• [WHAT THE TASK ASKS]
Copy the records below character for character.
(SUPPLIED RECORDS begins)
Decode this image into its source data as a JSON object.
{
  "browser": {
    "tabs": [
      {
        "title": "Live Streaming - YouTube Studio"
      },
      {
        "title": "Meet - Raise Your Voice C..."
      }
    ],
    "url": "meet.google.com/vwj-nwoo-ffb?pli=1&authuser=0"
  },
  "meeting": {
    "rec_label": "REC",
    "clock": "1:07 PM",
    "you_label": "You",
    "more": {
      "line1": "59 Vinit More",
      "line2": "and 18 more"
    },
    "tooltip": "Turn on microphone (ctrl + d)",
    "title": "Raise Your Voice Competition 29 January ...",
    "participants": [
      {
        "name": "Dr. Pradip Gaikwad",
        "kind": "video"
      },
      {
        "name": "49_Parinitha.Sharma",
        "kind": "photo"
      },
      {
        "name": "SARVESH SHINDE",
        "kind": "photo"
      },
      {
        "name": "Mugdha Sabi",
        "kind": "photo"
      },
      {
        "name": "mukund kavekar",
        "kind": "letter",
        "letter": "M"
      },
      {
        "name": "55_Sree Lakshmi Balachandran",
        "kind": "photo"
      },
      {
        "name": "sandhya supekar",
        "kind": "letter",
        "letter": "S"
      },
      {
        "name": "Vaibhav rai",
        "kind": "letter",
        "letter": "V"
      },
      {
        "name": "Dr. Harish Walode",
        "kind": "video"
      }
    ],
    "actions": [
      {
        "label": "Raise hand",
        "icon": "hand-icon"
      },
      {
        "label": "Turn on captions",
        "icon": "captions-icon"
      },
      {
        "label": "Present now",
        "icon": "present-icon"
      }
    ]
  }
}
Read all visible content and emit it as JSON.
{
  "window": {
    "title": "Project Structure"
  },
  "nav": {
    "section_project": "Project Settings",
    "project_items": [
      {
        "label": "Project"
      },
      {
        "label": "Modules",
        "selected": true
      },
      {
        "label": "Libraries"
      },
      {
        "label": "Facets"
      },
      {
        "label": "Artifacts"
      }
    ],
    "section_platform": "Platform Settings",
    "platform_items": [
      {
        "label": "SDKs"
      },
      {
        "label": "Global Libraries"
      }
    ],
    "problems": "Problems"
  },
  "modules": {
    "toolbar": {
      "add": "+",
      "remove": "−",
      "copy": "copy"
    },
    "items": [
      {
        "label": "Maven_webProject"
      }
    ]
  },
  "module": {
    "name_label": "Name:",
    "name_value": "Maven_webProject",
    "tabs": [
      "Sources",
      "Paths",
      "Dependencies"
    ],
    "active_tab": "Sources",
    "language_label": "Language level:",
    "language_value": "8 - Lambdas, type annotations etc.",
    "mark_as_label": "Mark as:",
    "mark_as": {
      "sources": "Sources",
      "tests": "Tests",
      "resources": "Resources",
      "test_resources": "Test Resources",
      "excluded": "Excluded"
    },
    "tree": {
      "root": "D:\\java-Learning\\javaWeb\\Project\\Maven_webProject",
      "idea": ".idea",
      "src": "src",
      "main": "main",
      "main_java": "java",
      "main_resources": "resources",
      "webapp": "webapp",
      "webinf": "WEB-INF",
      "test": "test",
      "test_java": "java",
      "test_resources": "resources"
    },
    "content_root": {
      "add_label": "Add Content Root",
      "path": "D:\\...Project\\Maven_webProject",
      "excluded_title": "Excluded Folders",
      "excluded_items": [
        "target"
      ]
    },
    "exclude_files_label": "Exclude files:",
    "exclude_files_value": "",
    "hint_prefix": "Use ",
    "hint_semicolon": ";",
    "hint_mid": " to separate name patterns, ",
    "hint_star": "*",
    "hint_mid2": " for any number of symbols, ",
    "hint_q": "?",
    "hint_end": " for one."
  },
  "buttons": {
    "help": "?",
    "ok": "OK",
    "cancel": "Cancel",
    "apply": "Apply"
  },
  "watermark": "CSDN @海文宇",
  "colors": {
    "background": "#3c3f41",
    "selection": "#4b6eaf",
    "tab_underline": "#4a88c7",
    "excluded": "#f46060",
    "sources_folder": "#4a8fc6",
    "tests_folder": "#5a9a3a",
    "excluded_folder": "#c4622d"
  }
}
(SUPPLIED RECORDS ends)
• [ANSWER SECTION]
Decode this image into its source data as a JSON object.
{
  "browser": {
    "tabs": [
      {
        "title": "Live Streaming - YouTube Studio"
      },
      {
        "title": "Meet - Raise Your Voice C..."
      }
    ],
    "url": "meet.google.com/vwj-nwoo-ffb?pli=1&authuser=0"
  },
  "meeting": {
    "rec_label": "REC",
    "clock": "1:07 PM",
    "you_label": "You",
    "more": {
      "line1": "59 Vinit More",
      "line2": "and 18 more"
    },
    "tooltip": "Turn on microphone (ctrl + d)",
    "title": "Raise Your Voice Competition 29 January ...",
    "participants": [
      {
        "name": "Dr. Pradip Gaikwad",
        "kind": "video"
      },
      {
        "name": "49_Parinitha.Sharma",
        "kind": "photo"
      },
      {
        "name": "SARVESH SHINDE",
        "kind": "photo"
      },
      {
        "name": "Mugdha Sabi",
        "kind": "photo"
      },
      {
        "name": "mukund kavekar",
        "kind": "letter",
        "letter": "M"
      },
      {
        "name": "55_Sree Lakshmi Balachandran",
        "kind": "photo"
      },
      {
        "name": "sandhya supekar",
        "kind": "letter",
        "letter": "S"
      },
      {
        "name": "Vaibhav rai",
        "kind": "letter",
        "letter": "V"
      },
      {
        "name": "Dr. Harish Walode",
        "kind": "video"
      }
    ],
    "actions": [
      {
        "label": "Raise hand",
        "icon": "hand-icon"
      },
      {
        "label": "Turn on captions",
        "icon": "captions-icon"
      },
      {
        "label": "Present now",
        "icon": "present-icon"
      }
    ]
  }
}
Read all visible content and emit it as JSON.
{
  "window": {
    "title": "Project Structure"
  },
  "nav": {
    "section_project": "Project Settings",
    "project_items": [
      {
        "label": "Project"
      },
      {
        "label": "Modules",
        "selected": true
      },
      {
        "label": "Libraries"
      },
      {
        "label": "Facets"
      },
      {
        "label": "Artifacts"
      }
    ],
    "section_platform": "Platform Settings",
    "platform_items": [
      {
        "label": "SDKs"
      },
      {
        "label": "Global Libraries"
      }
    ],
    "problems": "Problems"
  },
  "modules": {
    "toolbar": {
      "add": "+",
      "remove": "−",
      "copy": "copy"
    },
    "items": [
      {
        "label": "Maven_webProject"
      }
    ]
  },
  "module": {
    "name_label": "Name:",
    "name_value": "Maven_webProject",
    "tabs": [
      "Sources",
      "Paths",
      "Dependencies"
    ],
    "active_tab": "Sources",
    "language_label": "Language level:",
    "language_value": "8 - Lambdas, type annotations etc.",
    "mark_as_label": "Mark as:",
    "mark_as": {
      "sources": "Sources",
      "tests": "Tests",
      "resources": "Resources",
      "test_resources": "Test Resources",
      "excluded": "Excluded"
    },
    "tree": {
      "root": "D:\\java-Learning\\javaWeb\\Project\\Maven_webProject",
      "idea": ".idea",
      "src": "src",
      "main": "main",
      "main_java": "java",
      "main_resources": "resources",
      "webapp": "webapp",
      "webinf": "WEB-INF",
      "test": "test",
      "test_java": "java",
      "test_resources": "resources"
    },
    "content_root": {
      "add_label": "Add Content Root",
      "path": "D:\\...Project\\Maven_webProject",
      "excluded_title": "Excluded Folders",
      "excluded_items": [
        "target"
      ]
    },
    "exclude_files_label": "Exclude files:",
    "exclude_files_value": "",
    "hint_prefix": "Use ",
    "hint_semicolon": ";",
    "hint_mid": " to separate name patterns, ",
    "hint_star": "*",
    "hint_mid2": " for any number of symbols, ",
    "hint_q": "?",
    "hint_end": " for one."
  },
  "buttons": {
    "help": "?",
    "ok": "OK",
    "cancel": "Cancel",
    "apply": "Apply"
  },
  "watermark": "CSDN @海文宇",
  "colors": {
    "background": "#3c3f41",
    "selection": "#4b6eaf",
    "tab_underline": "#4a88c7",
    "excluded": "#f46060",
    "sources_folder": "#4a8fc6",
    "tests_folder": "#5a9a3a",
    "excluded_folder": "#c4622d"
  }
}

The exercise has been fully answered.